Morocco: First African Country To Enter Drone Manufacturers Club

  • 0

As part of its military strategy, Morocco is expected to start developing its own Unmanned Aeriel Vehicles (UAVs), also known as drones, in the coming months; diversify its equipment, thus, making progress in strengthening its air force.

Morocco entered the club of drone manufacturers through its recent agreement with Israel, which dictates that Morocco will manufacture Israeli war drones. This agreement makes Morocco the first African country to manufacture drones.

Over the last decade, the demand for military drones in Africa has significantly increased, driven by internal conflicts and counter-terrorism operations. As a result, African countries have increasingly acquired and used armed drones in their fights against armed groups.

With the growing demand for drones in recent years by many military powers, countries seek to expand their borders and capacity and dialogue with their most prominent customers, including Morocco.

According to the military agreement signed last July between Morocco and Israel, Tel Aviv is committed to transferring the technology for manufacturing drones to Rabat. With the support of Tel Aviv, these drones will be manufactured at a lower cost at two military bases in Morocco.

Morocco and Israel resumed diplomatic relations in late 2020 as part of a tripartite agreement in which the US recognized Morocco’s sovereignty over Western Sahara disputed by the Algerian-backed Polisario Front. In addition, Israel and Morocco strengthened their military cooperation during talks held in Rabat in July by Chief of General Staff of the Israel Defence Forces, Aviv Kochavi, with several senior officials in the Kingdom.

The agreement between Morocco and Israel has gathered momentum since the diplomatic understanding in December 2020 within the framework of the Abraham Accords, which were concluded between Israel and several Arab countries with the support of Washington.

The Royal Moroccan Armed Forces would build two factories to produce war drones with Israeli supervision and expertise. This will allow the Kingdom to manufacture advanced drones at a low cost. According to the Israeli military, the war drones, which will be manufactured in Morocco within months, will enable the carrying out of surveillance missions, remote collecting of intelligence information and participation in the fighting.

Before the agreement with Israel, Morocco bought drones from several countries, such as China, Turkey, France and Israel. As a result, Morocco’s drones constituted an actual fleet, perhaps the most advanced ones in North Africa. But Rabat’s ambition is no longer limited to buying; instead, it will produce drones on Moroccan territories.

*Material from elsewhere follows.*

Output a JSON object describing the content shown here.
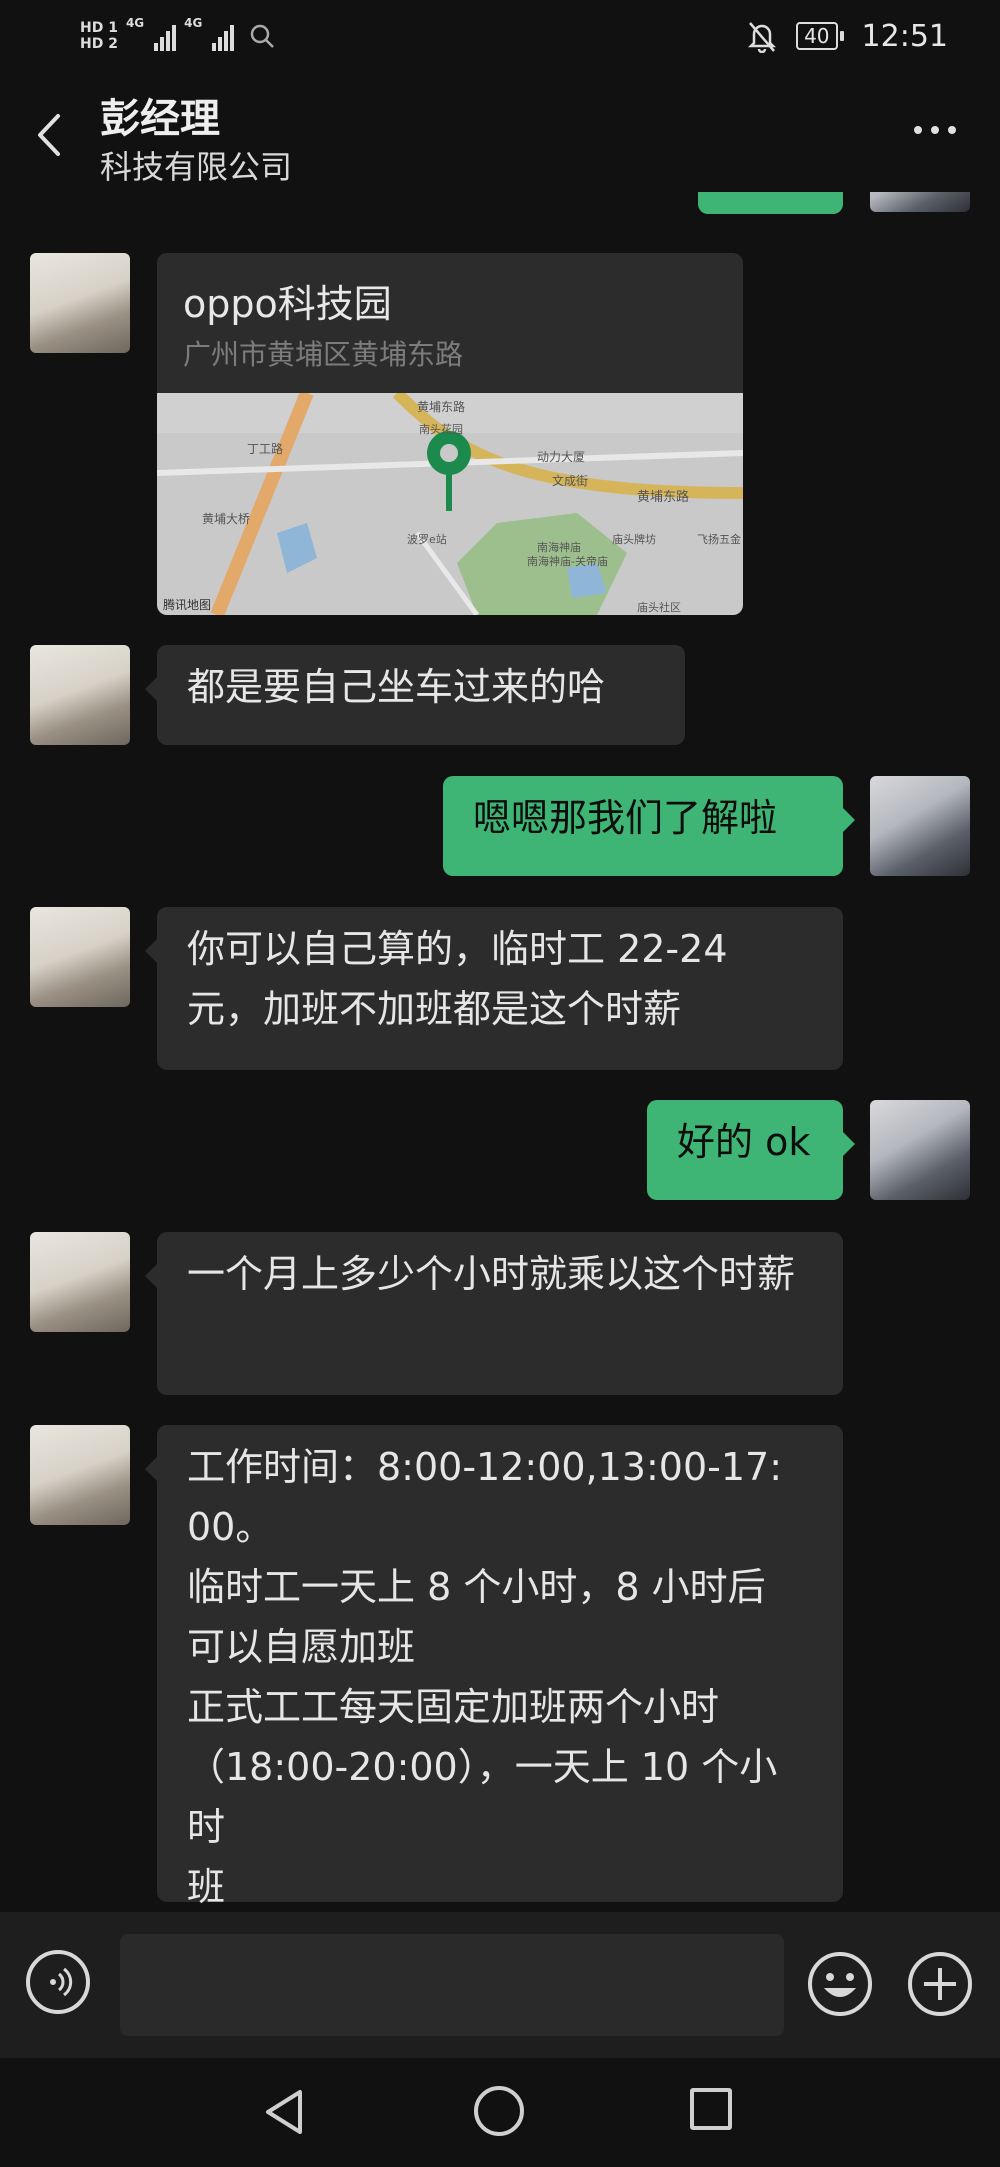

Morocco has been accelerating its armament in various areas for several years. The Kingdom’s ambition of manufacturing drones is against the backdrop of renewed war with the Polisario Front activists in Western Sahara and an arms race with Algerian or Mauritanian civilians who entered the buffer zone.

Morocco has invested significant money in its military modernization program to counter future threats. Last month, Rabat procured 150 drones from Israeli firm BlueBird Aero Systems for reconnaissance, surveillance, air defence, and emergency missions.

Without a doubt, drones have transformed warfare strategies and perceptions. The demand for drone technology among African countries and the rest of the world to tackle the threats posed to their communities by insurgents and militant groups is high. Drones will be advantageous in forming part of the military’s arsenal in many African countries.

The global commercial drone market is forecast to reach US$43 billion by 2024, with Rwanda, Ghana, South Africa and Kenya expected to be Africa’s biggest users.

Manufacturing drones will now enable Morocco to benefit from a powerful and developed tool that has proven effective in areas of conflict around the world.

The Zambian Youth Agricultural Transformation
Prev Post The Zambian Youth Agricultural Transformation
Libya: Working Toward Democratic Transformation
Next Post Libya: Working Toward Democratic Transformation